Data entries
────────
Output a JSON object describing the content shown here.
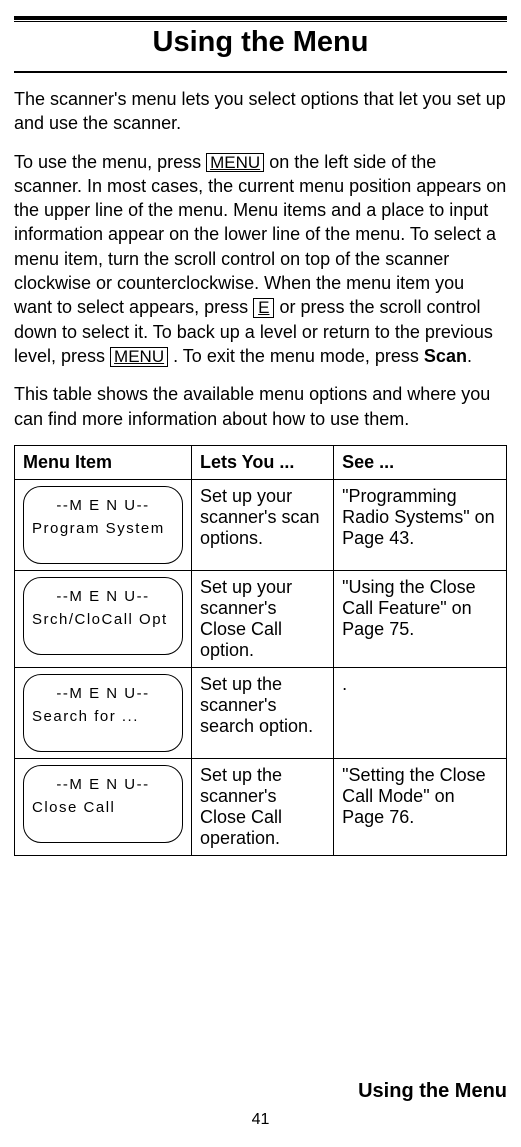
{
  "title": "Using the Menu",
  "para1": "The scanner's menu lets you select options that let you set up and use the scanner.",
  "para2_a": "To use the menu, press  ",
  "key_menu": "MENU",
  "para2_b": "  on the left side of the scanner. In most cases, the current menu position appears on the upper line of the menu. Menu items and a place to input information appear on the lower line of the menu. To select a menu item, turn the scroll control on top of the scanner clockwise or counterclockwise. When the menu item you want to select appears, press ",
  "key_e": "E",
  "para2_c": " or press the scroll control down to select it. To back up a level or return to the previous level, press  ",
  "para2_d": " . To exit the menu mode, press ",
  "scan_bold": "Scan",
  "para2_e": ".",
  "para3": "This table shows the available menu options and where you can find more information about how to use them.",
  "table": {
    "head": {
      "c1": "Menu Item",
      "c2": "Lets You ...",
      "c3": "See ..."
    },
    "rows": [
      {
        "lcd1": "--M E N U--",
        "lcd2": "Program System",
        "lets": "Set up your scanner's scan options.",
        "see": "\"Programming Radio Systems\" on Page 43."
      },
      {
        "lcd1": "--M E N U--",
        "lcd2": "Srch/CloCall Opt",
        "lets": "Set up your scanner's Close Call option.",
        "see": "\"Using the Close Call Feature\" on Page 75."
      },
      {
        "lcd1": "--M E N U--",
        "lcd2": "Search for ...",
        "lets": "Set up the scanner's search option.",
        "see": "."
      },
      {
        "lcd1": "--M E N U--",
        "lcd2": "Close Call",
        "lets": "Set up the scanner's Close Call operation.",
        "see": "\"Setting the Close Call Mode\" on Page 76."
      }
    ]
  },
  "footer_running": "Using the Menu",
  "footer_page": "41"
}
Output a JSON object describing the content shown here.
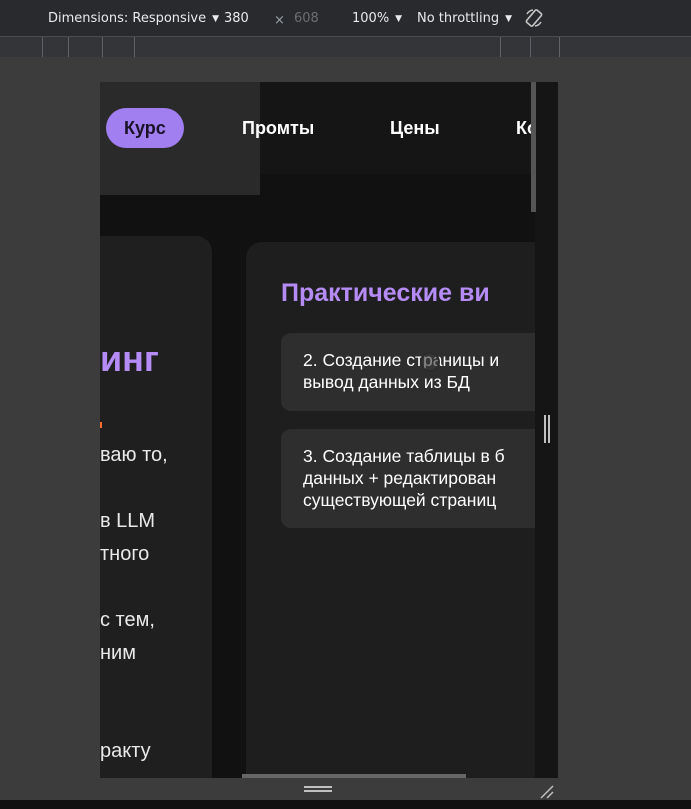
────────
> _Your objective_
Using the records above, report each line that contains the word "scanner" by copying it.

> _Result of this exercise_
  "para1": "The scanner's menu lets you select options that let you set up and use the scanner.",
  "para2_b": "  on the left side of the scanner. In most cases, the current menu position appears on the upper line of the menu. Menu items and a place to input information appear on the lower line of the menu. To select a menu item, turn the scroll control on top of the scanner clockwise or counterclockwise. When the menu item you want to select appears, press ",
        "lets": "Set up your scanner's scan options.",
        "lets": "Set up your scanner's Close Call option.",
        "lets": "Set up the scanner's search option.",
        "lets": "Set up the scanner's Close Call operation.",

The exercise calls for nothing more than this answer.